Below are records; count the lines that hold the string "name" and give only the count.

(Dataset rows for apps and sites)
• • • •

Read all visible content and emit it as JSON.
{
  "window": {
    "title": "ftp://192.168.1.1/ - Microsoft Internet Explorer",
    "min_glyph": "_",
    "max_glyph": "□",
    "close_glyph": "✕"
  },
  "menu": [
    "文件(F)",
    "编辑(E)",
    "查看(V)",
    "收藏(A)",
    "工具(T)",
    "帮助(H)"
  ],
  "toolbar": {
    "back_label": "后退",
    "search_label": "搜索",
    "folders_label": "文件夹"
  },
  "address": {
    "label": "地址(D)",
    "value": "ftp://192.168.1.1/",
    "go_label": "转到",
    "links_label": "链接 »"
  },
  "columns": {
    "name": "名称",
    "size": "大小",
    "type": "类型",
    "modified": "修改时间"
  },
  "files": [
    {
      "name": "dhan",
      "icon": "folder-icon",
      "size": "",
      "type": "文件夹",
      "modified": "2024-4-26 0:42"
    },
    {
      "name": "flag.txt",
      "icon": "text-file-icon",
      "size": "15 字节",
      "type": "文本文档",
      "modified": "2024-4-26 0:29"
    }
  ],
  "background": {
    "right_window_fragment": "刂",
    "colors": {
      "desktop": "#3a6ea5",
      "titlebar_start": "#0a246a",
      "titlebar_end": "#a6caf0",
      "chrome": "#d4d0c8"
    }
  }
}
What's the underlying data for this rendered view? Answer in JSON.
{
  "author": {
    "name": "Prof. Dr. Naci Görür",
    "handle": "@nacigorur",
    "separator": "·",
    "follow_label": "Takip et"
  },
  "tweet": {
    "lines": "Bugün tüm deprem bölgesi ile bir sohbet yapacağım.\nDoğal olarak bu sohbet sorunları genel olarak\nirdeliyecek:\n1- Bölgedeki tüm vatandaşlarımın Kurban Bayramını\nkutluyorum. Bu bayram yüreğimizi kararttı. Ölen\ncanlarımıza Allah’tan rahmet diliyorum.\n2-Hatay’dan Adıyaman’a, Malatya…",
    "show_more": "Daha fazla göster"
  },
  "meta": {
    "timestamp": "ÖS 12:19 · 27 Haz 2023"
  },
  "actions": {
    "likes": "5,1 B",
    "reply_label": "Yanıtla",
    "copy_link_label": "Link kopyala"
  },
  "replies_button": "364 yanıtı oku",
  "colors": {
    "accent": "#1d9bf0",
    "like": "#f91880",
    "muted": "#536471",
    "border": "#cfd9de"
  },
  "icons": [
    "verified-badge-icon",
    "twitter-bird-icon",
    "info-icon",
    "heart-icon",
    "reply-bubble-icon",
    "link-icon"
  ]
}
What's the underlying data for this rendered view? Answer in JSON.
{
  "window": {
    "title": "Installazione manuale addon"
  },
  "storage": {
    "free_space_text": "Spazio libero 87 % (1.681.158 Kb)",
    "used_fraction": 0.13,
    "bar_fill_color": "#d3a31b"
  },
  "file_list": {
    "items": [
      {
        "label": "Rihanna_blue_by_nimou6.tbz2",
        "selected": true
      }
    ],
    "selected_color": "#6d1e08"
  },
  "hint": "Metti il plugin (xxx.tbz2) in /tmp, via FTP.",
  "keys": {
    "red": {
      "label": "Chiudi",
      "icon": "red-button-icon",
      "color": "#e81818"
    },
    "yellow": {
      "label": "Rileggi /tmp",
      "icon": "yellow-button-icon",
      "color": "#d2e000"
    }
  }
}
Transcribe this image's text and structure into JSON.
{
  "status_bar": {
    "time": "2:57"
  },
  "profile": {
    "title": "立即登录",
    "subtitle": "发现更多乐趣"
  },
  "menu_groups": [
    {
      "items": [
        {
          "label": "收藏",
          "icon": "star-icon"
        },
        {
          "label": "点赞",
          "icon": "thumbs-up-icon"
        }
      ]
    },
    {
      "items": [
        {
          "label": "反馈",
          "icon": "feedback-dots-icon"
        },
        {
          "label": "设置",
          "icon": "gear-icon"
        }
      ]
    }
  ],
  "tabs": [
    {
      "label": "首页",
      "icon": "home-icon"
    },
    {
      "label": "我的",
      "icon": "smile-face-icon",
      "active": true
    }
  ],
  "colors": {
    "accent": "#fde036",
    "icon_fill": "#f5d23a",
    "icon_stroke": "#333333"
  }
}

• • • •

▸ **THE ANSWER**: 4